Steve Doherty, the 2012 U.S. GT Academy Champion, was playing Gran Turismo long before he got behind the wheel of a real car. But at 18, he was racing cheap front wheel drive true stock cars. In 2005 he was a runner-up at a local track in Plainfield, IL and in 2006 he was track champion – a record that holds to this day since the track closed that year. He continues to use games to prepare for real races as a Nissan driver.
“Sims are becoming the ‘norm’ these days when it comes to preparation,” said Doherty. “I used GT to train for several tracks in the last year. The lap times from the game are usually within a second of what we achieve in real life. It’s awesome showing up to a track you've never been to and in the first session be on pace with guys who have been racing there for years.”
With Sony already demonstrating its new Morpheus virtual reality headset, Gran Turismo 7 could introduce virtual reality to the bestselling franchise that has sold over 70 million copies and counting. Gran Turismo creator Kazunori Yamauchi, who is also a semi-pro racecar driver himself, embraced stereoscopic 3D gaming with GT6 and VR is the next big thing. The 2013 U.S. GT Academy Champion, Nick McMillen, believes the opportunities are endless for the franchise.
“Virtual reality is growing a lot and Gran Turismo would benefit greatly from it,” said McMillen. “Allowing the driver to get the feeling of being in a car where they can look around and realize the distance of objects will bring a great sense of realism to the game. Also, with the added processing power of the PS4 we will see even better graphics along with more realistic driving physics to give the player more ‘feeling’ of the car. I'm excited to see what (developer) Polyphony Digital has in store for the next game in the Gran Turismo series on PS4.”

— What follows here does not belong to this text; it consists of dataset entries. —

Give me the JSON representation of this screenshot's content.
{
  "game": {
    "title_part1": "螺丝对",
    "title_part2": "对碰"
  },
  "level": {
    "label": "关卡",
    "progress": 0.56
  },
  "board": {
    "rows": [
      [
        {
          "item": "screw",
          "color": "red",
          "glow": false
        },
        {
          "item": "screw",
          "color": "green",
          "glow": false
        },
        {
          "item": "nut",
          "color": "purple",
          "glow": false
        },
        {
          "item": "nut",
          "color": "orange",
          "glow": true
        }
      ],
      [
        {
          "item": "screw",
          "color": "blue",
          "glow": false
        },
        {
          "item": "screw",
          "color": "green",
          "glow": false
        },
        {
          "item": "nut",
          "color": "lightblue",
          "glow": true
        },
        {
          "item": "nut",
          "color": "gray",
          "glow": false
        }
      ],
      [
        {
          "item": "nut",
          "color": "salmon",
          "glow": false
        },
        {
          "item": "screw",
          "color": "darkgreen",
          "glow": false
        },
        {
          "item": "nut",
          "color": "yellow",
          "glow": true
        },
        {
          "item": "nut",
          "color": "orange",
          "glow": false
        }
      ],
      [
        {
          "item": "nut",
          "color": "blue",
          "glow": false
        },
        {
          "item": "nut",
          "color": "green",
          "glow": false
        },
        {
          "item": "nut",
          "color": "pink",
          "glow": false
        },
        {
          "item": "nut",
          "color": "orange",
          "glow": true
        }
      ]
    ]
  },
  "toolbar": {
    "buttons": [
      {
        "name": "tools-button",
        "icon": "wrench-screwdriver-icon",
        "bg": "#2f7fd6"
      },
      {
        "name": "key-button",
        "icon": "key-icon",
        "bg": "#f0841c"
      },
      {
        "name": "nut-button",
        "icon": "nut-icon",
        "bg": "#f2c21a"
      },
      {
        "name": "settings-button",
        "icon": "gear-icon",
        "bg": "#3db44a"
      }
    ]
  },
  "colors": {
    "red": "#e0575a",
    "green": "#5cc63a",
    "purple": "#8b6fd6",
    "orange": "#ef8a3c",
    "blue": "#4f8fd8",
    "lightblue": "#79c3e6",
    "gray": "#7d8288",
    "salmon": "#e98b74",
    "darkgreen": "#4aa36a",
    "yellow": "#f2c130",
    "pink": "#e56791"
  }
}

Depending on when the new GT game ships, next year’s GT Academy competition could evolve into an even more realistic experience – with or without virtual reality. But even without the graphical upgrade, the game’s realism has been paving the way for gamers to go pro. It’s something that no other racing or sports simulation offers. Being able to pummel opponents in Madden won’t win you a tryout in the NFL. And good luck learning to skate with NHL 15. But driving is a whole different game. And one that’s providing real racing excitement for an annual graduating class of gamers.